◆ What needs to be done
The entries below should be quoted exactly, with no pictures carried over.

◆ Data under study
····················

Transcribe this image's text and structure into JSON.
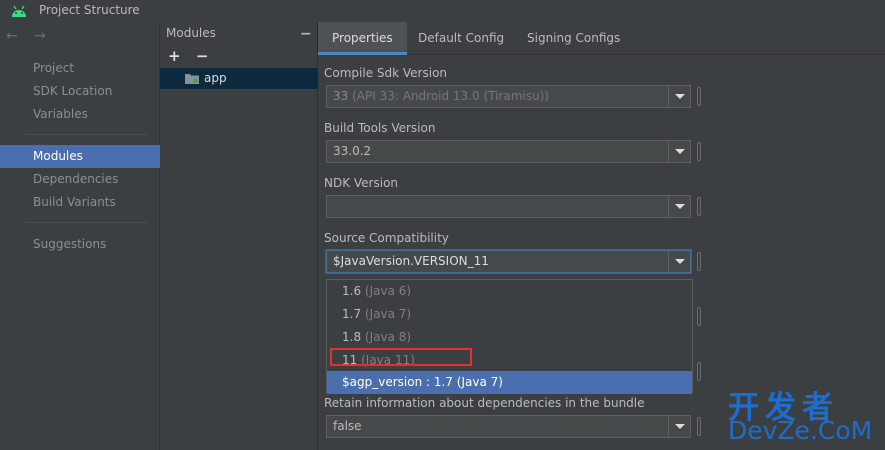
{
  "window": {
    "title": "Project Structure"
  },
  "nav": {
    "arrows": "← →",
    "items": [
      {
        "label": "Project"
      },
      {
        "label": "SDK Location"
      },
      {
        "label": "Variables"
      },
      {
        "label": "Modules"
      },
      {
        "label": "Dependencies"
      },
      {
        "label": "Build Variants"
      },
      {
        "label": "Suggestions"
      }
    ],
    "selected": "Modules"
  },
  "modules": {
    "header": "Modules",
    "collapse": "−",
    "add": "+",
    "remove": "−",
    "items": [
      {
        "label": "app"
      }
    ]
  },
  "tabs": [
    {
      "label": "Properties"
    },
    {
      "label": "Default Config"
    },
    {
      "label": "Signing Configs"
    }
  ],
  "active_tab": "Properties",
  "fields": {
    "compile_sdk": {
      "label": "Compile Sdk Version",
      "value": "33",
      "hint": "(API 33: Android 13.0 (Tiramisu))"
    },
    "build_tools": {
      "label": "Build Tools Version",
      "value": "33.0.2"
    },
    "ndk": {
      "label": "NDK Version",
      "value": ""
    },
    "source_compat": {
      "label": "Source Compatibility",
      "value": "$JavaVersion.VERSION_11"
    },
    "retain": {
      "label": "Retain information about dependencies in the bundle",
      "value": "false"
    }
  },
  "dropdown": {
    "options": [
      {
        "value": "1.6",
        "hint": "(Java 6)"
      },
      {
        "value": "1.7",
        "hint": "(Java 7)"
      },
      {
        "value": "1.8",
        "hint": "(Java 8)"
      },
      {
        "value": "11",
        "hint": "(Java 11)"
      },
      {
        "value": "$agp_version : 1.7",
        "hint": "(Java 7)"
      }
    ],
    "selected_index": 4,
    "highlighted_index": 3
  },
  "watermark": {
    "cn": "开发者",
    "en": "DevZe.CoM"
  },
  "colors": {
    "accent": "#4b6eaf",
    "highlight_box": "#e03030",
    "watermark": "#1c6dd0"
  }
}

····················

◆ Answer for the task
Transcribe this image's text and structure into JSON.
{
  "window": {
    "title": "Project Structure"
  },
  "nav": {
    "arrows": "← →",
    "items": [
      {
        "label": "Project"
      },
      {
        "label": "SDK Location"
      },
      {
        "label": "Variables"
      },
      {
        "label": "Modules"
      },
      {
        "label": "Dependencies"
      },
      {
        "label": "Build Variants"
      },
      {
        "label": "Suggestions"
      }
    ],
    "selected": "Modules"
  },
  "modules": {
    "header": "Modules",
    "collapse": "−",
    "add": "+",
    "remove": "−",
    "items": [
      {
        "label": "app"
      }
    ]
  },
  "tabs": [
    {
      "label": "Properties"
    },
    {
      "label": "Default Config"
    },
    {
      "label": "Signing Configs"
    }
  ],
  "active_tab": "Properties",
  "fields": {
    "compile_sdk": {
      "label": "Compile Sdk Version",
      "value": "33",
      "hint": "(API 33: Android 13.0 (Tiramisu))"
    },
    "build_tools": {
      "label": "Build Tools Version",
      "value": "33.0.2"
    },
    "ndk": {
      "label": "NDK Version",
      "value": ""
    },
    "source_compat": {
      "label": "Source Compatibility",
      "value": "$JavaVersion.VERSION_11"
    },
    "retain": {
      "label": "Retain information about dependencies in the bundle",
      "value": "false"
    }
  },
  "dropdown": {
    "options": [
      {
        "value": "1.6",
        "hint": "(Java 6)"
      },
      {
        "value": "1.7",
        "hint": "(Java 7)"
      },
      {
        "value": "1.8",
        "hint": "(Java 8)"
      },
      {
        "value": "11",
        "hint": "(Java 11)"
      },
      {
        "value": "$agp_version : 1.7",
        "hint": "(Java 7)"
      }
    ],
    "selected_index": 4,
    "highlighted_index": 3
  },
  "watermark": {
    "cn": "开发者",
    "en": "DevZe.CoM"
  },
  "colors": {
    "accent": "#4b6eaf",
    "highlight_box": "#e03030",
    "watermark": "#1c6dd0"
  }
}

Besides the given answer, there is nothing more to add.